Dr. Greg Darrow, a family physician from New Mexico, and Dr. George Knaysi, a surgical oncologist from Virginia, have each practiced medicine for more than 30 years. They spoke with NPR's Melissa Block about the changes they've seen in health care, and where the system might be headed.
"There's a lot more to it now than just having a good bedside manner and being an accomplished physician," Darrow said.
There's an expectation for doctors employed by a large group to hit a "production target" or make a certain amount of money from their patients, Darrow says. Marketing, patient satisfaction, quarterly numbers and all the business ends can intrude into the practice of medicine, he says, and he gets frustrated by all the things he needs to do to "fulfill the hoops of the corporation."
Darrow says sometimes he wants to say " 'Leave me alone, I know what I do best,' which is to take good care of people."
Knaysi has practiced medicine for about the same number of years, but he says his experience is somewhat different because he works in a private practice and because of his specialization as a surgical oncologist.
"We still control our life a little bit more; there's nobody really looking at us, telling us how we should do," he said. "Over the past 38 years we've had tremendous change in not just the scientific part of medicine and surgery, but also the business."
Overhead costs keeping going up, and reimbursements keep going down, says Knaysi. "I used to joke that we were going from Nordstrom's to Wal-Mart. The big challenge is to maintain quality with high volume."
Both doctors agree that more procedures and more tests being done have contributed to spiraling health care costs.
And, says Knaysi, not only has medicine gotten much more complex with "a huge menu of options" for testing and therapy, but the fear of lawsuits has become ingrained in both doctors' and hospitals' minds. He says that even during a 20-minute operation there will be three people in the operating room, and one of them is an RN entering data that could be used in a lawsuit.
"At the end of a 20-minute operation I've signed, dated ... my name 13 times and there's a nurse who has probably cranked out maybe 10 or 15 pages of printout. We don't even look at it; it's just there in case something happens," said Knaysi.
More Options, More Demands
Darrow says changes in patient behavior are also part of the shift in health care. The availability of technology and the direct marketing of pharmaceuticals have changed patients' expectations of health care, he says.
Darrow says this kind of scenario is common: A patient comes in with a swollen knee he twisted while playing basketball, and Darrow tells him to rest it and ice it and come back in a few days. He says the patient might respond by saying something like, "Don't you think I need that MRI now?"
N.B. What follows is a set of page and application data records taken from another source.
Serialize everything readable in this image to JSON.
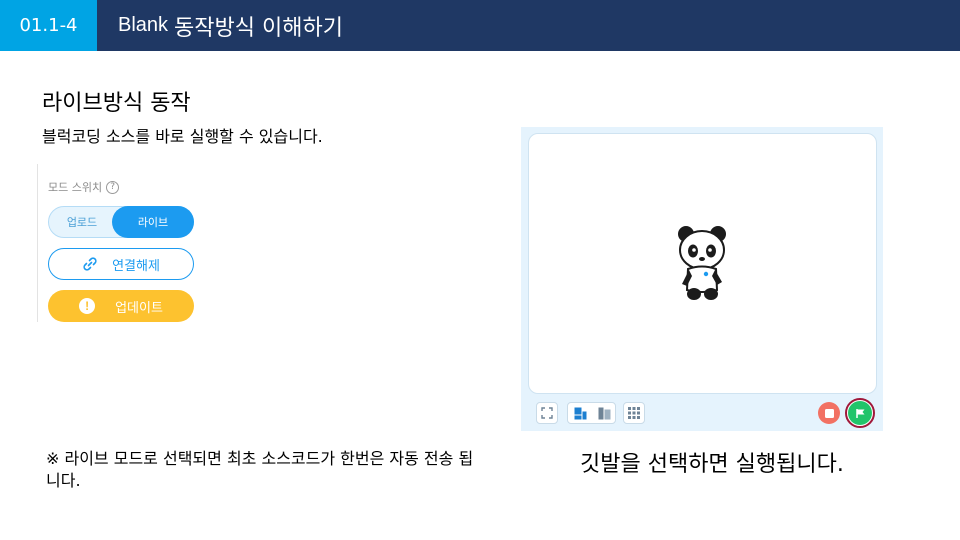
{
  "header": {
    "section_number": "01.1-4",
    "title_latin": "Blank",
    "title_korean": "동작방식 이해하기"
  },
  "heading": "라이브방식 동작",
  "subheading": "블럭코딩 소스를 바로 실행할 수 있습니다.",
  "panel": {
    "mode_switch_label": "모드 스위치",
    "help_icon": "?",
    "toggle": {
      "upload_label": "업로드",
      "live_label": "라이브",
      "selected": "라이브"
    },
    "disconnect_label": "연결해제",
    "update_label": "업데이트",
    "update_icon": "!"
  },
  "stage": {
    "sprite": "panda",
    "icons": [
      "fullscreen-icon",
      "small-stage-layout-icon",
      "large-stage-layout-icon",
      "grid-icon",
      "stop-icon",
      "green-flag-icon"
    ]
  },
  "note": "※ 라이브 모드로 선택되면 최초 소스코드가 한번은 자동 전송 됩니다.",
  "caption": "깃발을 선택하면 실행됩니다.",
  "colors": {
    "header_bg": "#1f3864",
    "badge_bg": "#00a4e4",
    "live_blue": "#1c9bf0",
    "update_yellow": "#fdc22f",
    "stop_red": "#f27163",
    "flag_green": "#22c46a",
    "highlight_ring": "#a0183a"
  }
}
"It's difficult sometimes to explain why not — I take the tack of trying to do what's best, and trying to be conservative but reasonable. But it's increasingly difficult," said Darrow.
The Future Of Health Care?
With health care overhaul under debate in Congress, it's possible that tens of millions of currently uninsured people could enter the already struggling system.
Darrow thinks the current system is burdened by needless duplicity for services, large budgets for marketing and huge administrative costs.
"I would love to see a single payer system. It breaks my heart to know that people in my county in New Mexico do not have proper immunizations, and that elderly oftentimes take their medicine every second or every third day because they can't afford prescriptions," he said.
But changing the health care system won't be easy, says Knaysi. Though he's fairly confident that most people feel that health care is a right, not a privilege, he says the real problem is the massive, $2 trillion scale of the system.
The Dreaded 'R' Word
"The elephant in the room of course is rationing," said Knaysi. "And that's what makes me a little uneasy with the single payer system."
Knaysi believes that when all is said and done we will have another government plan, but to make this successful, the system will need to have a second tier.
"I think there are too many people in this country who are middle class and upper middle class who are not going to be willing to sit through long waiting lines," he said.
Other than administrative reductions, rationing is the big cost saver, says Knaysi. Rationing could mean taking into account a person's age and general health and making a decision about whether the person gets a certain procedure.
"We have this huge menu of options, all of which are expensive, and all of which keep getting better, but at some point somebody has to say we can't afford that, and that's where some people are going to say, 'Well I still want it and I'm willing to pay for it.' I think they've got to have a place, those folks."